> [Assignment]
Down to the final line, write out the material beneath exactly, without pictures.
==============================
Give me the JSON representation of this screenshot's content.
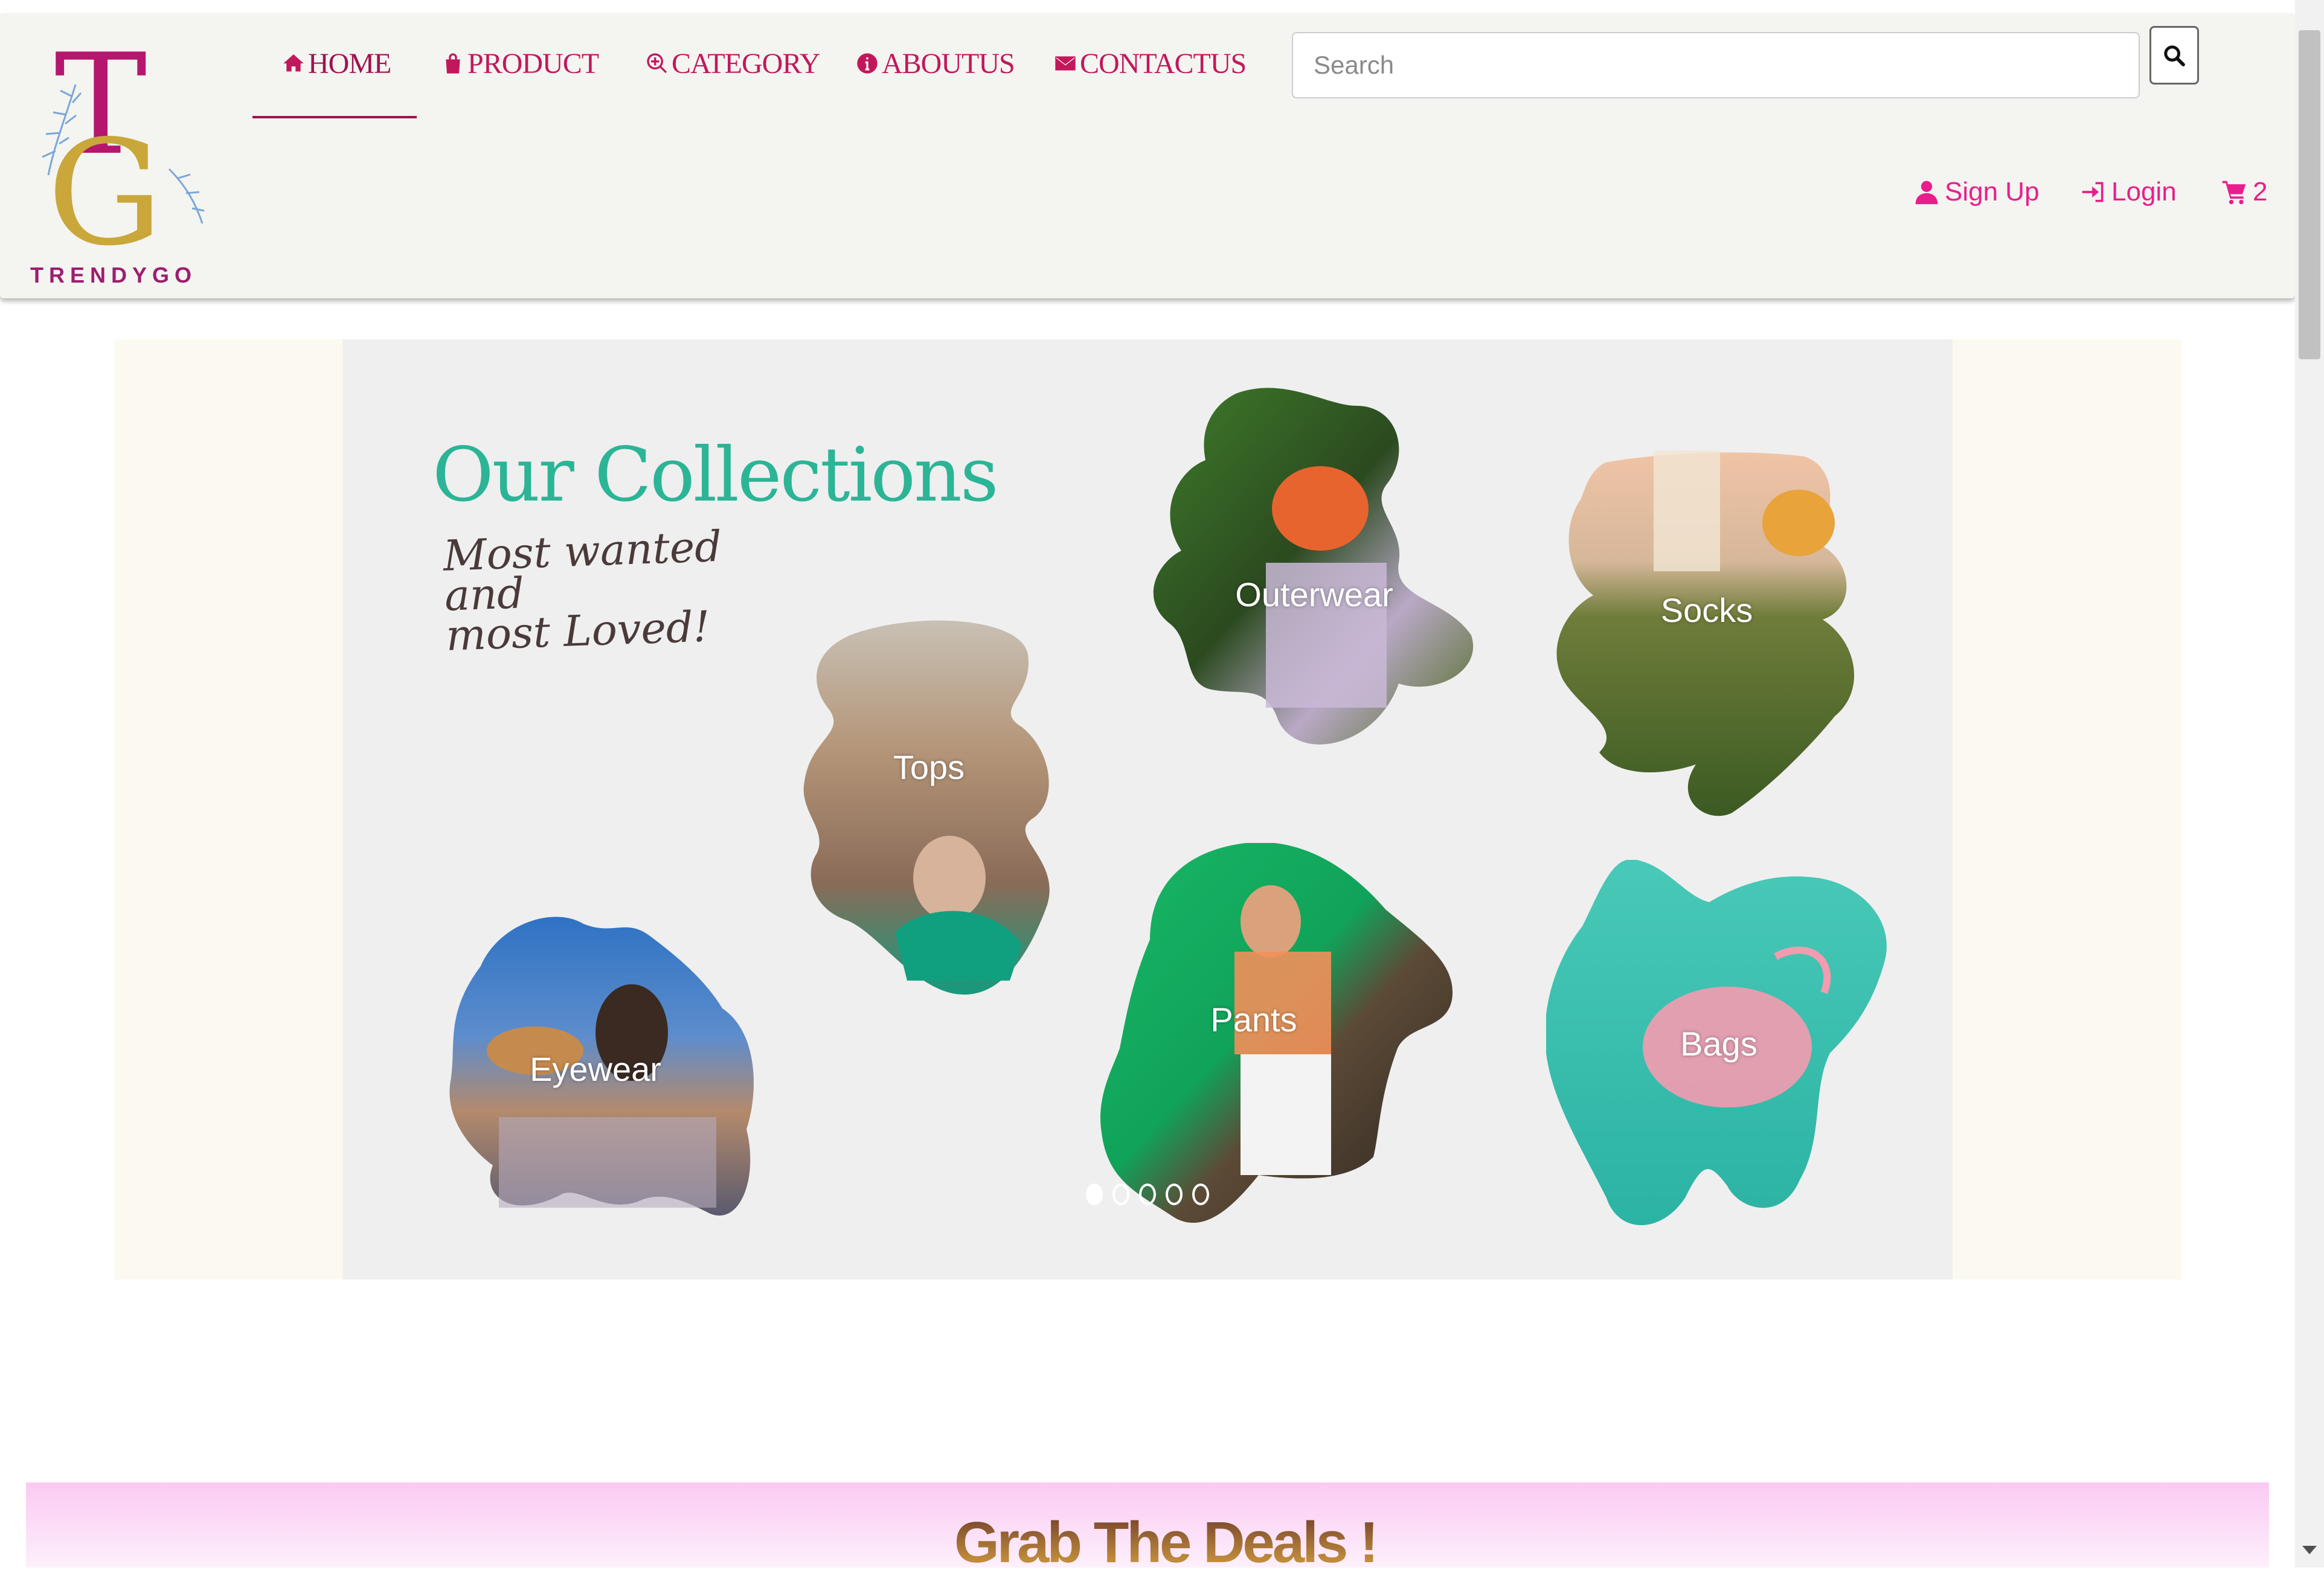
{
  "brand": {
    "monogram_top": "T",
    "monogram_bottom": "G",
    "name": "TRENDYGO"
  },
  "nav": {
    "items": [
      {
        "label": "HOME",
        "icon": "home-icon",
        "active": true
      },
      {
        "label": "PRODUCT",
        "icon": "shopping-bag-icon"
      },
      {
        "label": "CATEGORY",
        "icon": "search-plus-icon"
      },
      {
        "label": "ABOUTUS",
        "icon": "info-circle-icon"
      },
      {
        "label": "CONTACTUS",
        "icon": "envelope-icon"
      }
    ]
  },
  "search": {
    "placeholder": "Search",
    "button_icon": "search-icon"
  },
  "account": {
    "signup_label": "Sign Up",
    "login_label": "Login",
    "cart_count": "2"
  },
  "carousel": {
    "title": "Our Collections",
    "subtitle_line1": "Most wanted and",
    "subtitle_line2": "most Loved!",
    "collections": [
      "Tops",
      "Outerwear",
      "Socks",
      "Eyewear",
      "Pants",
      "Bags"
    ],
    "slide_count": 5,
    "active_slide": 1
  },
  "deals": {
    "title": "Grab The Deals !"
  },
  "colors": {
    "brand_magenta": "#c2185b",
    "accent_pink": "#e91e8c",
    "collections_green": "#2bb596",
    "logo_gold": "#c9a73a"
  }
}
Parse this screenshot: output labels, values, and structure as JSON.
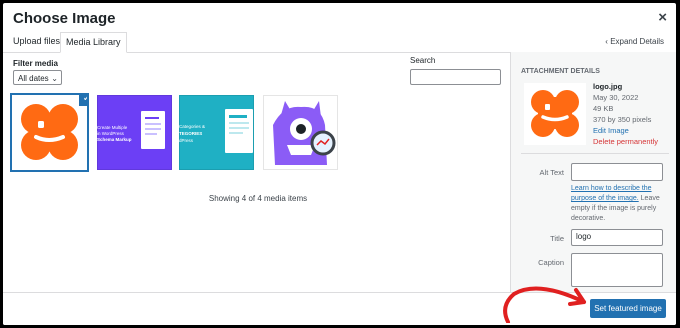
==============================
> [Task response]
Give me the JSON representation of this screenshot's content.
{
  "brand": {
    "monogram_top": "T",
    "monogram_bottom": "G",
    "name": "TRENDYGO"
  },
  "nav": {
    "items": [
      {
        "label": "HOME",
        "icon": "home-icon",
        "active": true
      },
      {
        "label": "PRODUCT",
        "icon": "shopping-bag-icon"
      },
      {
        "label": "CATEGORY",
        "icon": "search-plus-icon"
      },
      {
        "label": "ABOUTUS",
        "icon": "info-circle-icon"
      },
      {
        "label": "CONTACTUS",
        "icon": "envelope-icon"
      }
    ]
  },
  "search": {
    "placeholder": "Search",
    "button_icon": "search-icon"
  },
  "account": {
    "signup_label": "Sign Up",
    "login_label": "Login",
    "cart_count": "2"
  },
  "carousel": {
    "title": "Our Collections",
    "subtitle_line1": "Most wanted and",
    "subtitle_line2": "most Loved!",
    "collections": [
      "Tops",
      "Outerwear",
      "Socks",
      "Eyewear",
      "Pants",
      "Bags"
    ],
    "slide_count": 5,
    "active_slide": 1
  },
  "deals": {
    "title": "Grab The Deals !"
  },
  "colors": {
    "brand_magenta": "#c2185b",
    "accent_pink": "#e91e8c",
    "collections_green": "#2bb596",
    "logo_gold": "#c9a73a"
  }
}
Parse this screenshot: output labels, values, and structure as JSON.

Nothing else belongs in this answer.